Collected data
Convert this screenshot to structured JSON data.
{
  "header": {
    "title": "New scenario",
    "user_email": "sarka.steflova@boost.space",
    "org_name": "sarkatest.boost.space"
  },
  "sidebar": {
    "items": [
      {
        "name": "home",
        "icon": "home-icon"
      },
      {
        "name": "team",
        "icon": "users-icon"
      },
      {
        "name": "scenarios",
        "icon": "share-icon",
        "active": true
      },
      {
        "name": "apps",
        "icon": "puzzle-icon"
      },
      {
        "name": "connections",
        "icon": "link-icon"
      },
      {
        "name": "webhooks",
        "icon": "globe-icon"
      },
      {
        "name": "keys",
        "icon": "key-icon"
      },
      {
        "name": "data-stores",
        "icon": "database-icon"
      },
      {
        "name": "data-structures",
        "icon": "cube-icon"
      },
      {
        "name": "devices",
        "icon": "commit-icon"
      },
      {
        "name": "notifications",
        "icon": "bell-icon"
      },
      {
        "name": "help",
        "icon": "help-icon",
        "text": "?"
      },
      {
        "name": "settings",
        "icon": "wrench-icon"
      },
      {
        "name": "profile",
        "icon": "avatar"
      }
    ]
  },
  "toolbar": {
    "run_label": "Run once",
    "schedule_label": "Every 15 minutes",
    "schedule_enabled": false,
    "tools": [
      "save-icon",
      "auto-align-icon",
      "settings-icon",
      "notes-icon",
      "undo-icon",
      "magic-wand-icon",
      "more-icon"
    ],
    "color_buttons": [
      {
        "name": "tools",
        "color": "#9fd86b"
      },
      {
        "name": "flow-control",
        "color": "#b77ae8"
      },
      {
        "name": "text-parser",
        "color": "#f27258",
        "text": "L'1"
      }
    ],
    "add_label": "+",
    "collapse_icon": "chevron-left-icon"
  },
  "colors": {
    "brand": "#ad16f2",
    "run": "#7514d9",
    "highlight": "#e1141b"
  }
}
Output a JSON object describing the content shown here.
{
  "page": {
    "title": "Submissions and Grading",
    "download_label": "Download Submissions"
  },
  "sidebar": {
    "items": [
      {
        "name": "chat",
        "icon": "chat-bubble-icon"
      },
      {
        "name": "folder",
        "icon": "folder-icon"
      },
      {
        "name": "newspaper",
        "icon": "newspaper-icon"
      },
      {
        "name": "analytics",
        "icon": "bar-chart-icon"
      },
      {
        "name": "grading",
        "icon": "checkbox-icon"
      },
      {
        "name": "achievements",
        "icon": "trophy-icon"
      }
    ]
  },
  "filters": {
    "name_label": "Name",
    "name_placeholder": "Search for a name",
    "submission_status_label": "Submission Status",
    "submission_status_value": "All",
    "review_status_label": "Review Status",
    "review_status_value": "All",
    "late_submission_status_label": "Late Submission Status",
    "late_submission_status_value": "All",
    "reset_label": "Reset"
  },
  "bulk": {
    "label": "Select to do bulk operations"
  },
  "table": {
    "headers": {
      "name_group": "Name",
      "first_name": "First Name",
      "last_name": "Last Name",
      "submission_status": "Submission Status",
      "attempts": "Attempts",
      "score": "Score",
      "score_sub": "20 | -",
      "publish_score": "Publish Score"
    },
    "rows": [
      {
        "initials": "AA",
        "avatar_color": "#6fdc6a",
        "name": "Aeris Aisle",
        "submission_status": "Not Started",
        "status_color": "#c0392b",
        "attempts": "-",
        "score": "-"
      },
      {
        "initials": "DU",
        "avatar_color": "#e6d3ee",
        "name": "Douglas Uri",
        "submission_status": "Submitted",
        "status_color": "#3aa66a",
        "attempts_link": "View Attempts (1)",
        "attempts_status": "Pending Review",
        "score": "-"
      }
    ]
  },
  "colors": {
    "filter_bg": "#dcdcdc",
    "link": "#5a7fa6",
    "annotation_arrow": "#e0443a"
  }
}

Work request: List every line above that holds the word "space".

Result for this task:
    "user_email": "sarka.steflova@boost.space",
    "org_name": "sarkatest.boost.space"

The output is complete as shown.